Somewhere in a trunk I will find a copy of the San Diego Evening Tribune dated November 22, 1963. There is also a copy of Life Magazine that was published November 29, 1963. I really don’t have to take the time to find these mementos, because my memories of a day long ago, to which I will dedicate today’s blog, remain vivid in my mind.
It was a Friday and I was a 14 year old high school freshman at Cathedral Girls’ High School in San Diego, CA. Every Friday the entire student body of 400 young girls attended Mass at St. Joseph’s Cathedral at 11:00AM. In procession we marched into the cathedral to take our pre-assigned seats in the pews. Sitting about five seats from me was another freshman that had a “forbidden” transistor radio in her purse. Shortly after 11:00AM this young girl slipped the radio out of her purse and, against all rules, she turned the radio on thinking she would be listening to the music of the day.

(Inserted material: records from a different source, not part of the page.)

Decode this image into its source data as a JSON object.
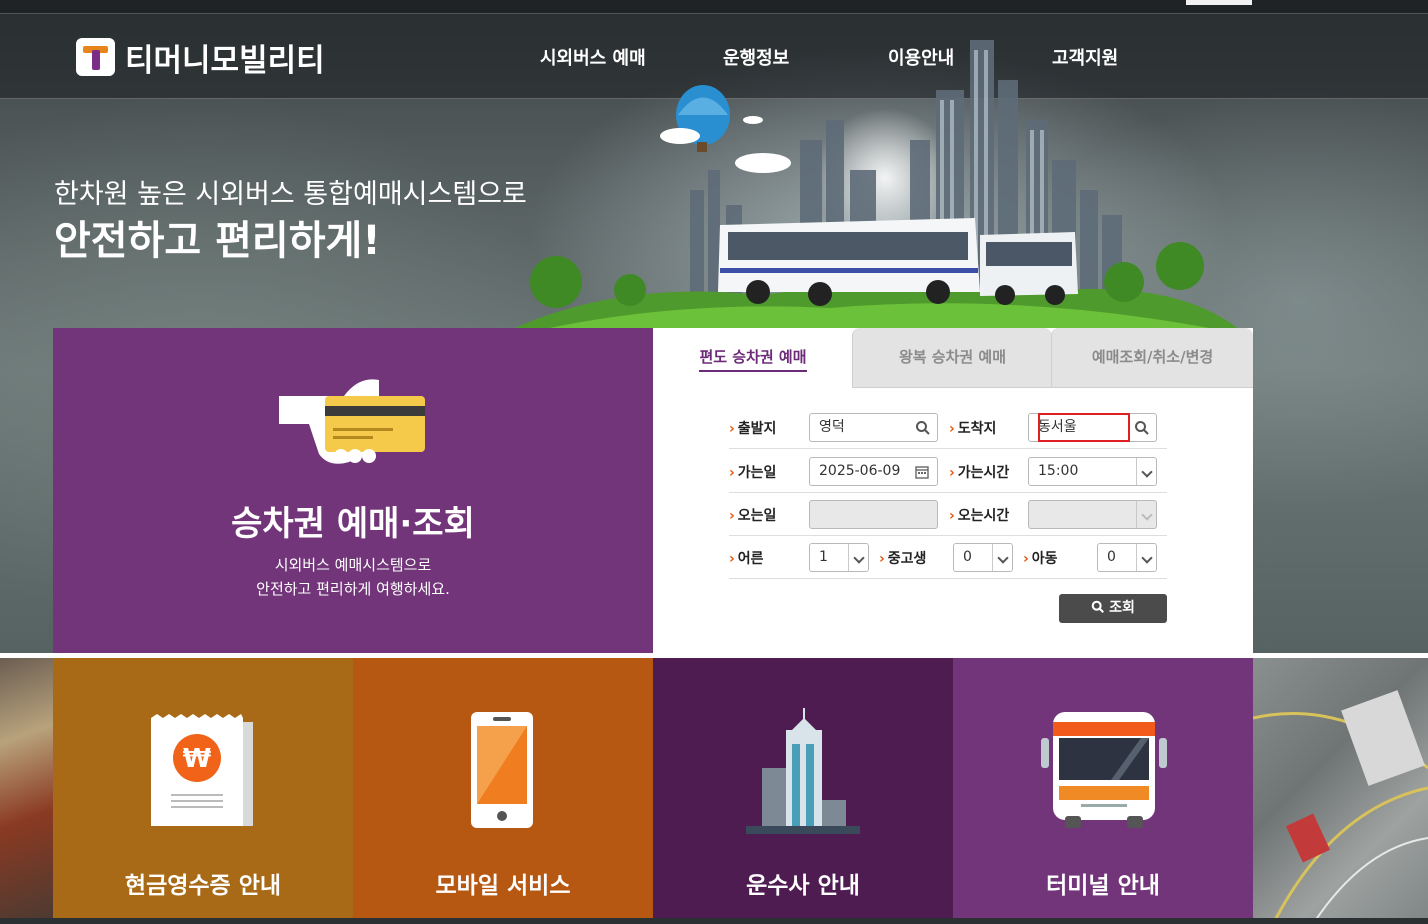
{
  "header": {
    "logo_text": "티머니모빌리티",
    "nav": [
      "시외버스 예매",
      "운행정보",
      "이용안내",
      "고객지원"
    ]
  },
  "hero": {
    "line1": "한차원 높은 시외버스 통합예매시스템으로",
    "line2": "안전하고 편리하게!"
  },
  "promo": {
    "title": "승차권 예매·조회",
    "sub1": "시외버스 예매시스템으로",
    "sub2": "안전하고 편리하게 여행하세요."
  },
  "booking": {
    "tabs": [
      "편도 승차권 예매",
      "왕복 승차권 예매",
      "예매조회/취소/변경"
    ],
    "labels": {
      "depart": "출발지",
      "arrive": "도착지",
      "go_date": "가는일",
      "go_time": "가는시간",
      "return_date": "오는일",
      "return_time": "오는시간",
      "adult": "어른",
      "youth": "중고생",
      "child": "아동"
    },
    "values": {
      "depart": "영덕",
      "arrive": "동서울",
      "go_date": "2025-06-09",
      "go_time": "15:00",
      "return_date": "",
      "return_time": "",
      "adult": "1",
      "youth": "0",
      "child": "0"
    },
    "search_label": "조회"
  },
  "tiles": [
    {
      "label": "현금영수증 안내",
      "color": "#a86a16"
    },
    {
      "label": "모바일 서비스",
      "color": "#b65812"
    },
    {
      "label": "운수사 안내",
      "color": "#4f1c52"
    },
    {
      "label": "터미널 안내",
      "color": "#72357a"
    }
  ]
}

Within minutes whispered talk was passed along the pew and we learned that President Kennedy had been critically wounded in Dallas, TX. This row of girls knew instinctively that we should certainly try to share this news bulletin with one of the nuns, perhaps Sister Anne Rita or Sister Eileen Leo (two young nuns who were more or less responsible for the freshman class). But how do we tell them without admitting that we were all breaking the school rules primarily by having the radio and secondarily turning it on during Mass?
We never had to admit our transgression, as suddenly Monsignor Rice appeared on the altar and whispered something to the young celebrant, Father Edward Brockhaus. And then, Monsignor Rice stepped to the pulpit and made the announcement: “President Kennedy has been shot and killed. When our Mass is concluded all students are instructed to return to their home room and be dismissed for the day. You will go immediately to your public bus and make your way home.” We sat in shock, going through the motions of Mass and as the final blessing was bestowed on us all, we walked solemnly down the aisle…to be met by local news media, congregating at our Cathedral, the center of the Roman Catholic Church in the San Diego Diocese. Outside I found my older sister, Agnes; she was a high school junior and crying we made our way to the bus stop and took the 16 mile drive to our home.
When we arrived home our parents were waiting for us with our other two siblings. The television was on and remained on for the next three days, non-stop. In 1963 there were only the major networks on the three San Diego channels, NBC, CBS, and ABC. But each network channel covered this life altering event continuously: such as the transporting of the President’s body to Air Force One with First Lady Jacqueline Kennedy walking next to the casket. (We did not have color TV, so we depended on the TV anchor to describe her pink suit, with matching pillbox hat.) Later we would see still photos of Lyndon B. Johnson being administered the oath of office aboard Air Force One. And still later we would watch as the President arrived back in Washington, DC. I remember we wept openly for three days. Our parents wept, a sight seldom witnessed by us. We all knew that our lives had changed forever. Within two days we were still watching live coverage as Jack Ruby shot and killed Lee Harvey Oswald (the suspected assassin).
On November 25, 1963, John F. Kennedy, Jr’s (John-John)third birthday, President Kennedy’s funeral took place. My memory of this day is that of my family sitting in the living room watching the procession, a graceful First Lady, the funeral mass, and dignitaries from all over the world gathering to honor our fallen President. And then there is the heart warming memory of little John-John saluting his father.
Every year at this time I stop and remember President Kennedy. Somehow life has gone on, 45 years since this fateful day. And every year I have wondered how life might have been had November 22, 1963, passed without incident. Today, Brian Williams of NBC Nightly News posed the same question
|Daniel, John Kennedy, Jr, Aaron – March 1991
As an aside, I later met John F. Kennedy, Jr. He was a guest at our inn in March 1991. Imagine my surprise to realize that the young Mr. Kennedy had checked in late on a Friday night with his old college friend. The reservation was in his friend’s name. Suffice it to say, as the weekend progressed I asked John Kennedy if I could take a picture of him. He agreed and we went to our owner’s quarters. Our sons, Aaron and Daniel, then 10 and 7, sensed this was a special occasion. Aaron seemed to know that it was important for John to know how much his father had been loved by his parents and grandparents. He handed John a letter from his mother, Jacqueline, which had been sent to my father back in 1964, expressing thanks for the small donation my parents had made to the Kennedy Library. John stood quietly in our home, carefully studying this letter, his mother’s note, rubbing his hand against the paper and then with a smile he returned it to Aaron.
Yes, it is Saturday. This is not a technical blog, but you do have to wonder about a nation that connected 45 years ago today with television, radio, newsprint, photos, magazines and a common bond of a shared loss. This was a day that shaped our lives forever.
Feel free to leave a comment of your memories from November 22, 1963.